Make sure the items you’re packing are adequately sealed and aren’t damp. During the winter, unexpected moisture can cause things to warp or crack. During the spring thaw, humidity can attract pests and mold. Storing your items in vacuum-sealed bags, dry boxes, and with desiccants to ensure your items are safe no matter what. 

Condensation is a big issue in wintertime and colder climates, but it can happen anytime of the year and in other climates as well—especially humid ones. So no matter where you live, if condensation could be an issue, you need to install vents. You can install it on the end walls, container doors, and sidewalls. Best is to install 2 vents diagonally, so air can match the outside temperature.

Container Frozen to the Ground
When a container is positioned directly on the ground without blocks underneath the corner posts, it might sink into the ground. Once it sinks into the ground and the ground freezes, your container is now frozen to the ground and can be nearly impossible to winch it out (if needed). If you plan to move your container during winter, ensure you have placed blocks beneath the corner posts so it's easier to move when you need to.

Roof Damage
Another way to prepare for winter is to check your container for damage, such as rust or pinholes. During the winter, we sometimes get inches of snow at a time, and what you don’t want is for a large amount of snow to concave the container ceiling and cause irreparable damage to your container or items inside. Before winter hits, do a walk around of your container—especially the roof— and check for damages. See if there are any areas that hold water or places that are starting to cave in. Push out any dents holding water and silicone or caulk pinholes where the sun is creeping in.

Another problem that can cause issues during winter are rodents looking for shelter. They could sneak under your shipping container through the forklift pockets, or mice/birds could nest in the corner castings. Although shipping containers are rodent-free and they won’t be able to gnaw their way into the container, rodents such as skunks, foxes, rats or bunnies can still make the underside of the container their home during winter. These animals could cause health issues or problems later on.

Maintain moving parts 
Keep an eye on the doors’ joints. By oiling and opening it now and then you can prevent the joint from rusting and fusing together. Make sure joints are clear of mud by rinsing the area with water  and soap.

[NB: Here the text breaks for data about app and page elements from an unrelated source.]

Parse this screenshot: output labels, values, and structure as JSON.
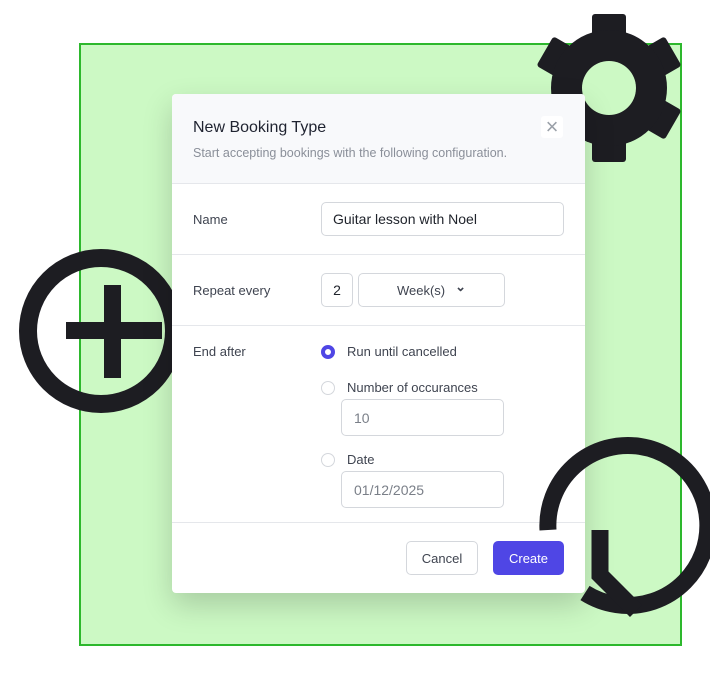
{
  "dialog": {
    "title": "New Booking Type",
    "subtitle": "Start accepting bookings with the following configuration.",
    "close_icon": "×",
    "name": {
      "label": "Name",
      "value": "Guitar lesson with Noel"
    },
    "repeat": {
      "label": "Repeat every",
      "count": "2",
      "unit": "Week(s)",
      "chevron": "⌄"
    },
    "end_after": {
      "label": "End after",
      "options": [
        {
          "label": "Run until cancelled",
          "selected": true
        },
        {
          "label": "Number of occurances",
          "selected": false,
          "value": "10"
        },
        {
          "label": "Date",
          "selected": false,
          "value": "01/12/2025"
        }
      ]
    },
    "cancel_label": "Cancel",
    "create_label": "Create"
  },
  "colors": {
    "accent": "#4f46e5",
    "background_green": "#ccf9c4",
    "border_green": "#2db82d",
    "icon_dark": "#1d1d22"
  }
}
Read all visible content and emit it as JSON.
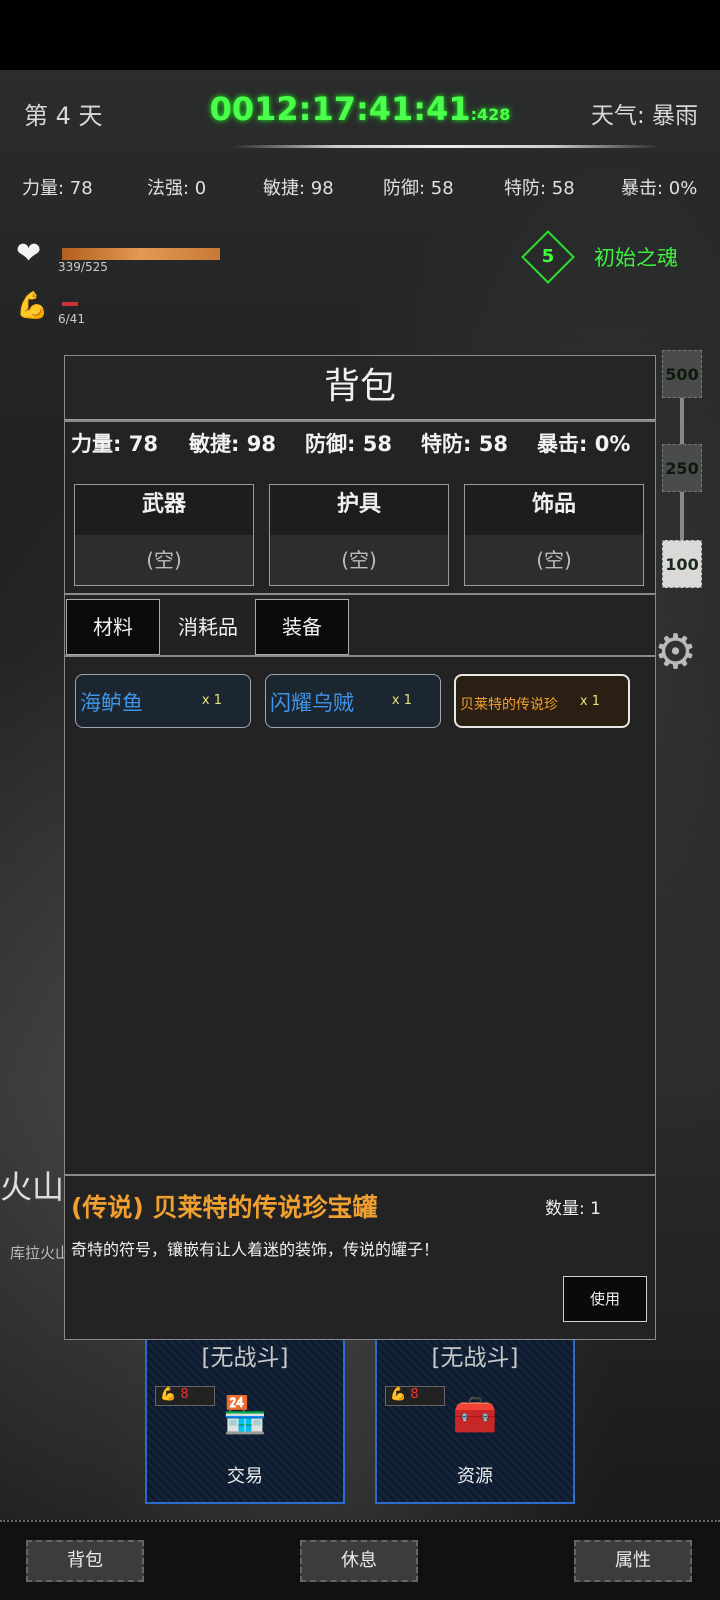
{
  "header": {
    "day": "第 4 天",
    "clock_main": "0012:17:41:41",
    "clock_ms": ":428",
    "weather": "天气: 暴雨"
  },
  "stats": {
    "strength": "力量: 78",
    "magic": "法强: 0",
    "agility": "敏捷: 98",
    "defense": "防御: 58",
    "special_defense": "特防: 58",
    "crit": "暴击: 0%"
  },
  "hp": {
    "text": "339/525",
    "fraction": 0.646
  },
  "stamina": {
    "text": "6/41",
    "fraction": 0.146
  },
  "soul": {
    "level": "5",
    "label": "初始之魂"
  },
  "side_scale": {
    "items": [
      "500",
      "250",
      "100"
    ],
    "active": "100"
  },
  "area": {
    "name": "火山",
    "subtitle": "库拉火山"
  },
  "cards": [
    {
      "title": "[无战斗]",
      "cost": "8",
      "icon": "shop-icon",
      "label": "交易"
    },
    {
      "title": "[无战斗]",
      "cost": "8",
      "icon": "chest-icon",
      "label": "资源"
    }
  ],
  "bottom_nav": [
    "背包",
    "休息",
    "属性"
  ],
  "modal": {
    "title": "背包",
    "stats": [
      "力量: 78",
      "敏捷: 98",
      "防御: 58",
      "特防: 58",
      "暴击: 0%"
    ],
    "slots": [
      {
        "name": "武器",
        "value": "(空)"
      },
      {
        "name": "护具",
        "value": "(空)"
      },
      {
        "name": "饰品",
        "value": "(空)"
      }
    ],
    "tabs": [
      "材料",
      "消耗品",
      "装备"
    ],
    "items": [
      {
        "name": "海鲈鱼",
        "qty": "x 1"
      },
      {
        "name": "闪耀乌贼",
        "qty": "x 1"
      },
      {
        "name": "贝莱特的传说珍",
        "qty": "x 1"
      }
    ],
    "detail": {
      "title": "(传说) 贝莱特的传说珍宝罐",
      "qty": "数量: 1",
      "text": "奇特的符号，镶嵌有让人着迷的装饰，传说的罐子！",
      "use": "使用"
    }
  },
  "colors": {
    "accent_green": "#4cff4c",
    "legend_gold": "#f0a030",
    "item_blue": "#3f93e8",
    "card_border": "#2c6bcc"
  }
}
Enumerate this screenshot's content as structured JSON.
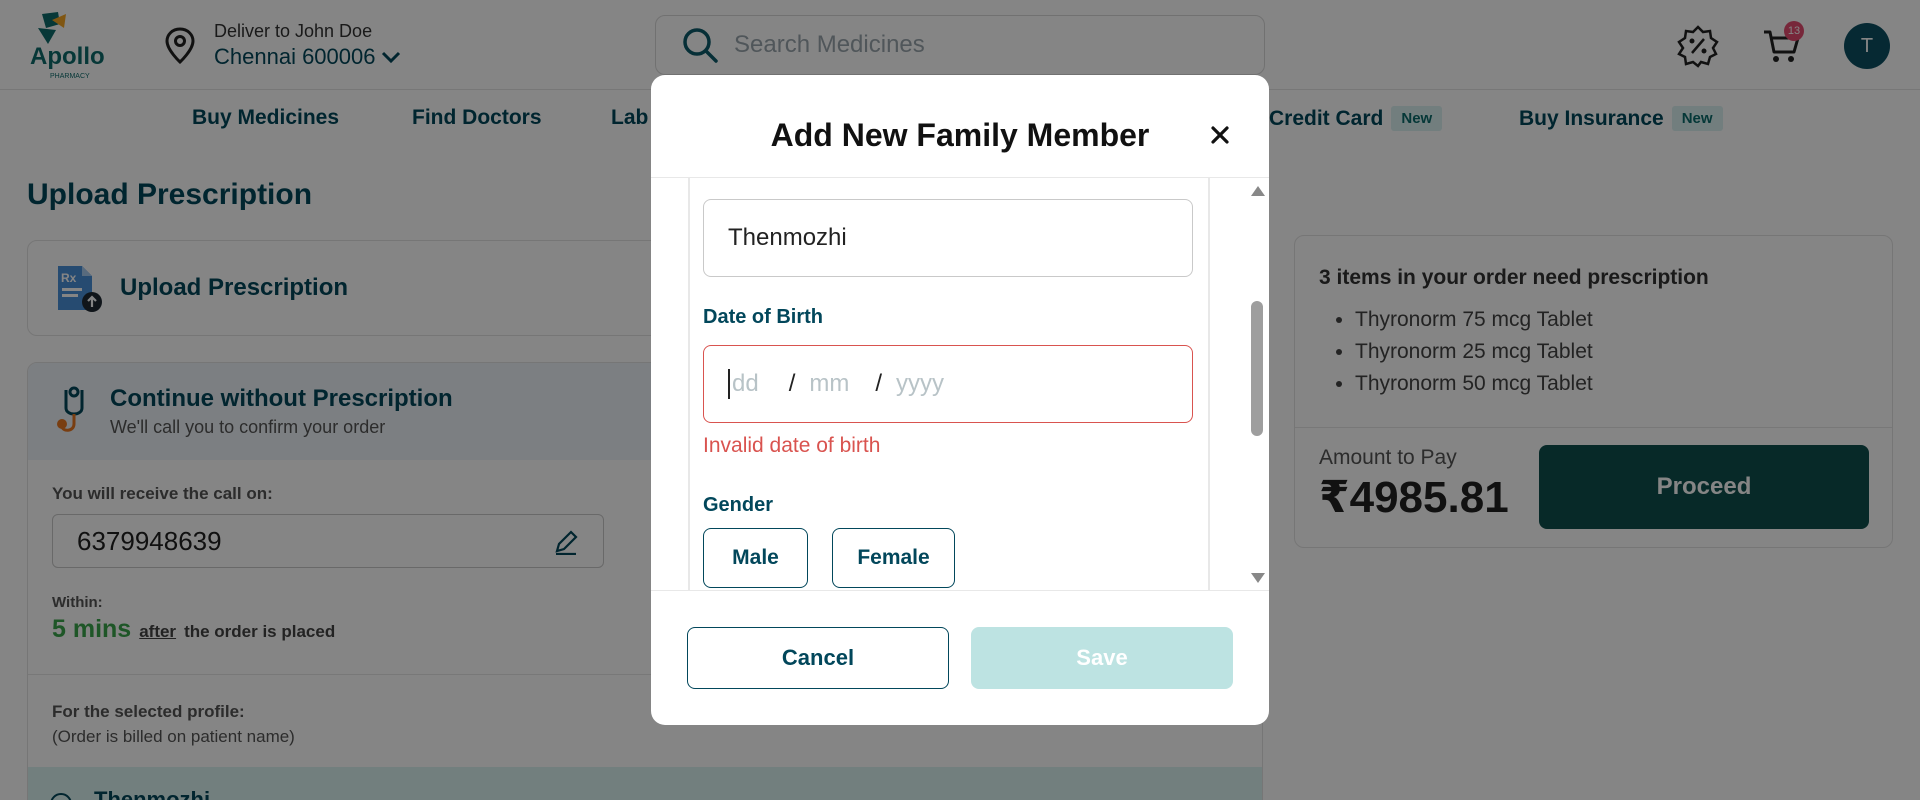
{
  "header": {
    "logo_text": "Apollo",
    "logo_sub": "PHARMACY",
    "deliver_to": "Deliver to John Doe",
    "city": "Chennai 600006",
    "search_placeholder": "Search Medicines",
    "cart_count": "13",
    "avatar_initial": "T"
  },
  "nav": {
    "items": [
      {
        "label": "Buy Medicines",
        "new": ""
      },
      {
        "label": "Find Doctors",
        "new": ""
      },
      {
        "label": "Lab",
        "new": ""
      },
      {
        "label": "Credit Card",
        "new": "New"
      },
      {
        "label": "Buy Insurance",
        "new": "New"
      }
    ]
  },
  "page": {
    "title": "Upload Prescription",
    "upload_label": "Upload Prescription",
    "continue_title": "Continue without Prescription",
    "continue_sub": "We'll call you to confirm your order",
    "call_label": "You will receive the call on:",
    "phone": "6379948639",
    "within_label": "Within:",
    "mins": "5 mins",
    "after": "after",
    "placed": "the order is placed",
    "profile_label": "For the selected profile:",
    "profile_sub": "(Order is billed on patient name)",
    "profile_name": "Thenmozhi"
  },
  "summary": {
    "title": "3 items in your order need prescription",
    "items": [
      "Thyronorm 75 mcg Tablet",
      "Thyronorm 25 mcg Tablet",
      "Thyronorm 50 mcg Tablet"
    ],
    "amount_label": "Amount to Pay",
    "amount": "₹4985.81",
    "proceed": "Proceed"
  },
  "modal": {
    "title": "Add New Family Member",
    "name_value": "Thenmozhi",
    "dob_label": "Date of Birth",
    "dob_dd": "dd",
    "dob_mm": "mm",
    "dob_yyyy": "yyyy",
    "dob_sep": "/",
    "dob_error": "Invalid date of birth",
    "gender_label": "Gender",
    "gender_options": [
      "Male",
      "Female"
    ],
    "cancel": "Cancel",
    "save": "Save"
  },
  "colors": {
    "brand": "#02475b",
    "proceed": "#0e4f4d",
    "error": "#d9534f",
    "success": "#3aa64c",
    "save_disabled": "#bde3e2"
  }
}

WD-40 or other lubricants can be applied to joints and doors to help with functionality. 

Check that container is sealed
Look for any cracks or gaps in the walls; anything that affects the humidity and airflow can lead to sudden environmental changes within your shipping container.